The world is dependent on a steady supply of rare-earth elements such as yttrium, europium, terbium, dysprosium. They go into computers, phones, electric cars, solar panels, batteries, and electronic equipment. China is the world's biggest supplier of rare-earth elements, and uses its monopoly position as an effective bargaining chip. But Japan just announced that it has discovered a massive lode of rare earth materials that could satisfy the world's requirements on a "semi-infinite basis" (love that term).
The materials sit in a roughly 965-square-mile Pacific Ocean seabed near Minamitorishima Island, which is located 1,150 miles southeast of Tokyo, according to the study published in Nature Publishing Group's Scientific Reports.
Rare-earth metals are crucial in the making of high-tech products such as electric vehicles, mobile phones and batteries, and the world has relied on China for almost all of its rare-earth material.
The seabed contains more than 16 million tons of rare-earth oxides, according to the study. That's equivalent to 780 years' worth of yttrium supply, 620 years of europium, 420 years of terbium and 730 years of dysprosium, it added.

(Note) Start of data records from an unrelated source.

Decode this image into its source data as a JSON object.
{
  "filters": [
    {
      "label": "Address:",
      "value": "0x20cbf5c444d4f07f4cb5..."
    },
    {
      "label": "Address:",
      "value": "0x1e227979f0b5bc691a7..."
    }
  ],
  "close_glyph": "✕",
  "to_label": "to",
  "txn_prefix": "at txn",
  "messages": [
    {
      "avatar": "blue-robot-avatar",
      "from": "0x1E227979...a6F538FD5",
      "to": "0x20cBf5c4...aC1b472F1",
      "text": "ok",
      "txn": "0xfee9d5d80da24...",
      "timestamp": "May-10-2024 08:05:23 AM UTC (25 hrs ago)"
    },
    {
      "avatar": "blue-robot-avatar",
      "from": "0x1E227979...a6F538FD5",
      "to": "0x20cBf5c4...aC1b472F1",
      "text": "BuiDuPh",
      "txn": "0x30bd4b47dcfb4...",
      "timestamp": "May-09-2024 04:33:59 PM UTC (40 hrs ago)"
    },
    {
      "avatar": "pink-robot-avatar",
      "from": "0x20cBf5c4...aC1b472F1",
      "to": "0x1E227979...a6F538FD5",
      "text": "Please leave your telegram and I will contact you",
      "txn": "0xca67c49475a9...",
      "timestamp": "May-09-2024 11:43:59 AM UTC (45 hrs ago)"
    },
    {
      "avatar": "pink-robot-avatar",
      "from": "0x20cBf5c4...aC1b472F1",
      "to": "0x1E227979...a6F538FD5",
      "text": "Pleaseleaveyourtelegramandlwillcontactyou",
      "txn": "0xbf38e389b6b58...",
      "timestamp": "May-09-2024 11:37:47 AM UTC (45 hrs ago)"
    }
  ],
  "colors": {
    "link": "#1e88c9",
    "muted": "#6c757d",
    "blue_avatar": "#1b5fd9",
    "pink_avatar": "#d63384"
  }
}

The discovery "has the potential to supply these metals on a semi-infinite basis to the world," the study said.